:: Information provided

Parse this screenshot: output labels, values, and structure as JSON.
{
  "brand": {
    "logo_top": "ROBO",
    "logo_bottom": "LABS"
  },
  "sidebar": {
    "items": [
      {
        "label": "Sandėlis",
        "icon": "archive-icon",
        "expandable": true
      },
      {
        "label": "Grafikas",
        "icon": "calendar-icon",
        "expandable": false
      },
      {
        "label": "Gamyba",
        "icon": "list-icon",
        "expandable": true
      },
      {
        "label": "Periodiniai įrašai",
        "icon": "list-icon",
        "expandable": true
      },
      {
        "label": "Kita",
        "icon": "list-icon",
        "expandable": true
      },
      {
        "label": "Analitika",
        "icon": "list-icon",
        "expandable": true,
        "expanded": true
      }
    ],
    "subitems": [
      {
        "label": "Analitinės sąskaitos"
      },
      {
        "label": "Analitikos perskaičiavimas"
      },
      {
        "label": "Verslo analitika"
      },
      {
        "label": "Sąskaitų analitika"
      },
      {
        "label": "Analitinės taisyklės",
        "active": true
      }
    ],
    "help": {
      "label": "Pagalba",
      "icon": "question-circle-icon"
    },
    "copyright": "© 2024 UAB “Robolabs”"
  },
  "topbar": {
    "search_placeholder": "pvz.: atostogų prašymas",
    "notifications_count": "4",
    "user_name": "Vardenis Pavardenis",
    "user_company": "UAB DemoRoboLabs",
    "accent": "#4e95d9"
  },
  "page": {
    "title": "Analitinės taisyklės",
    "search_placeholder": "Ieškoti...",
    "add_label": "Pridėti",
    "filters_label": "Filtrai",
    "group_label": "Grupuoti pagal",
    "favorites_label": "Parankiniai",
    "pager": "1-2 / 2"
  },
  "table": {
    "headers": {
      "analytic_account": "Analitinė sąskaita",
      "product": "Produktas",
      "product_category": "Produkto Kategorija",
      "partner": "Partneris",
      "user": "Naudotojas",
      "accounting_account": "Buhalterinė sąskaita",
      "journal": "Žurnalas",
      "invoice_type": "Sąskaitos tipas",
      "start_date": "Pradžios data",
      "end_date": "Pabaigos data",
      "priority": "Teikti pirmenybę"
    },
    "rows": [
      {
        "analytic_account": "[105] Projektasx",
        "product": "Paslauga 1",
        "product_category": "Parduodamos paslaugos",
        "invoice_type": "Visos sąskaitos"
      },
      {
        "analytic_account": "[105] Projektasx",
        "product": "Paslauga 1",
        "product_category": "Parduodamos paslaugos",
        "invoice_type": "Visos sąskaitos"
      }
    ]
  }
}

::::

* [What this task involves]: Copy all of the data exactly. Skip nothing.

* [Exercise response]:
Parse this screenshot: output labels, values, and structure as JSON.
{
  "brand": {
    "logo_top": "ROBO",
    "logo_bottom": "LABS"
  },
  "sidebar": {
    "items": [
      {
        "label": "Sandėlis",
        "icon": "archive-icon",
        "expandable": true
      },
      {
        "label": "Grafikas",
        "icon": "calendar-icon",
        "expandable": false
      },
      {
        "label": "Gamyba",
        "icon": "list-icon",
        "expandable": true
      },
      {
        "label": "Periodiniai įrašai",
        "icon": "list-icon",
        "expandable": true
      },
      {
        "label": "Kita",
        "icon": "list-icon",
        "expandable": true
      },
      {
        "label": "Analitika",
        "icon": "list-icon",
        "expandable": true,
        "expanded": true
      }
    ],
    "subitems": [
      {
        "label": "Analitinės sąskaitos"
      },
      {
        "label": "Analitikos perskaičiavimas"
      },
      {
        "label": "Verslo analitika"
      },
      {
        "label": "Sąskaitų analitika"
      },
      {
        "label": "Analitinės taisyklės",
        "active": true
      }
    ],
    "help": {
      "label": "Pagalba",
      "icon": "question-circle-icon"
    },
    "copyright": "© 2024 UAB “Robolabs”"
  },
  "topbar": {
    "search_placeholder": "pvz.: atostogų prašymas",
    "notifications_count": "4",
    "user_name": "Vardenis Pavardenis",
    "user_company": "UAB DemoRoboLabs",
    "accent": "#4e95d9"
  },
  "page": {
    "title": "Analitinės taisyklės",
    "search_placeholder": "Ieškoti...",
    "add_label": "Pridėti",
    "filters_label": "Filtrai",
    "group_label": "Grupuoti pagal",
    "favorites_label": "Parankiniai",
    "pager": "1-2 / 2"
  },
  "table": {
    "headers": {
      "analytic_account": "Analitinė sąskaita",
      "product": "Produktas",
      "product_category": "Produkto Kategorija",
      "partner": "Partneris",
      "user": "Naudotojas",
      "accounting_account": "Buhalterinė sąskaita",
      "journal": "Žurnalas",
      "invoice_type": "Sąskaitos tipas",
      "start_date": "Pradžios data",
      "end_date": "Pabaigos data",
      "priority": "Teikti pirmenybę"
    },
    "rows": [
      {
        "analytic_account": "[105] Projektasx",
        "product": "Paslauga 1",
        "product_category": "Parduodamos paslaugos",
        "invoice_type": "Visos sąskaitos"
      },
      {
        "analytic_account": "[105] Projektasx",
        "product": "Paslauga 1",
        "product_category": "Parduodamos paslaugos",
        "invoice_type": "Visos sąskaitos"
      }
    ]
  }
}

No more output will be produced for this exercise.